The scientists include men like Michael Mann of Penn State University and Phil Jones of the University of East Anglia, both of whose reports inform what President Obama has called "the gold standard" of international climate science, the Intergovernmental Panel on Climate Change (IPCC).
To Rep. Ed Markey (D., Mass.) ... the leaker or leakers responsible are attempting to "sabotage the international climate talks" and should be identified and brought "to justice."
One might sympathize with Mr. Markey's outrage if, say, the emails were maliciously rewritten or invented. But at least one scientist involved—Mr. Mann—has confirmed that the emails are genuine, as were the first batch released two years ago. So any malfeasance revealed therein ought to be blamed on the scientists who wrote them, rather than on the whistleblower who exposed them.
This is the real significance of the climategate emails. They show that major scientists who inform the IPCC can't be trusted to stick to the science and avoid political activism.

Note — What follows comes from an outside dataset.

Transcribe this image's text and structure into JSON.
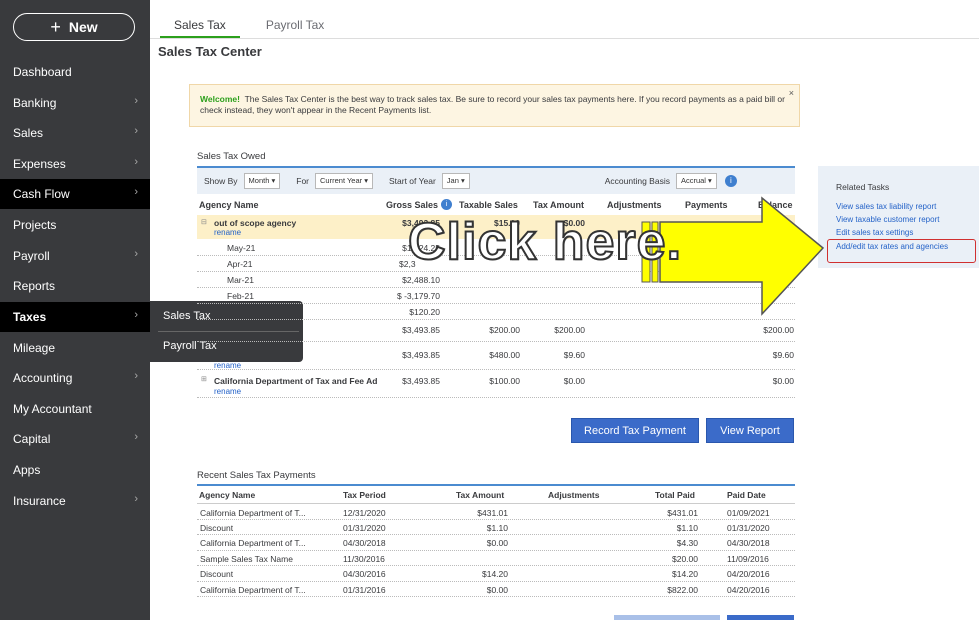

This, in turn, has very worrying implications for the major international policy decisions adopted on the basis of their research.
Bret Stephens chimes in, albeit with a secularist view of what he calls "climate religion," to pillory climate science as "another system of doomsaying prophecy and faith in things unseen." (In the event that he wanted to, but couldn't, cite St. Paul correctly, the quote from Hebrews (1: 11) is: "faith is the assurance of things hoped for, the conviction of things not seen.")
Stephens' issues with religion aside, he has a point about the fundamental pretentiousness, neigh silliness, of climate science.
This week, the conclave of global warming's cardinals are meeting in Durban, South Africa, for their 17th conference in as many years. The idea is to come up with a successor to the Kyoto Protocol, which is set to expire next year, and to require rich countries to pony up $100 billion a year to help poor countries cope with the alleged effects of climate change. This is said to be essential because in 2017 global warming becomes "catastrophic and irreversible," according to a recent report by the International Energy Agency.
Unfortunately for those on Chicken Little's bandwagon, the financial crisis intervened to require the aforementioned wealthy, but struggling, countries to address real, not imaginary and politically convenient, problems.
A religion, when not physically extinguished, only dies when it loses faith in itself.
That's where the Climategate emails come in. First released on the eve of the Copenhagen climate summit two years ago and recently updated by a fresh batch, the "hide the decline" emails were an endless source of fun and lurid fascination for those of us who had never been convinced by the global-warming thesis in the first place.
But the real reason they mattered is that they introduced a note of caution into an enterprise whose motivating appeal resided in its increasingly frantic forecasts of catastrophe. Papers were withdrawn; source material re-examined. The Himalayan glaciers, it turned out, weren't going to melt in 30 years. Nobody can say for sure how high the seas are likely to rise—if much at all. Greenland isn't turning green. Florida isn't going anywhere.
Religions are sustained in the long run by the consolations of their teachings and the charisma of their leaders. With global warming, we have a religion whose leaders are prone to spasms of anger and whose followers are beginning to twitch with boredom. Perhaps that's another way religions die.Stephens certainly doesn't know much about religion. But, he can identify scientific charlatanism when he sees it.
Thank God for the FOIA leaker, who has flooded the scientific laboratory and public square with disinfecting light, transparency and full disclosure: truth's best defenses against private actors' grab for public money--obscene amounts of it--through the agency of government.
Noman's only question is why these politicized scientists are not out of their tenured jobs, perhaps even in jail for attempting to defraud the public.
Pray God that the climate hucksters are increasingly laughed out of the halls of political power by revelations of their shoddy research and shoddier politics. Perhaps the end truly is near, though in ways scientists didn't intend while plotting to manipulate findings and silence opposition.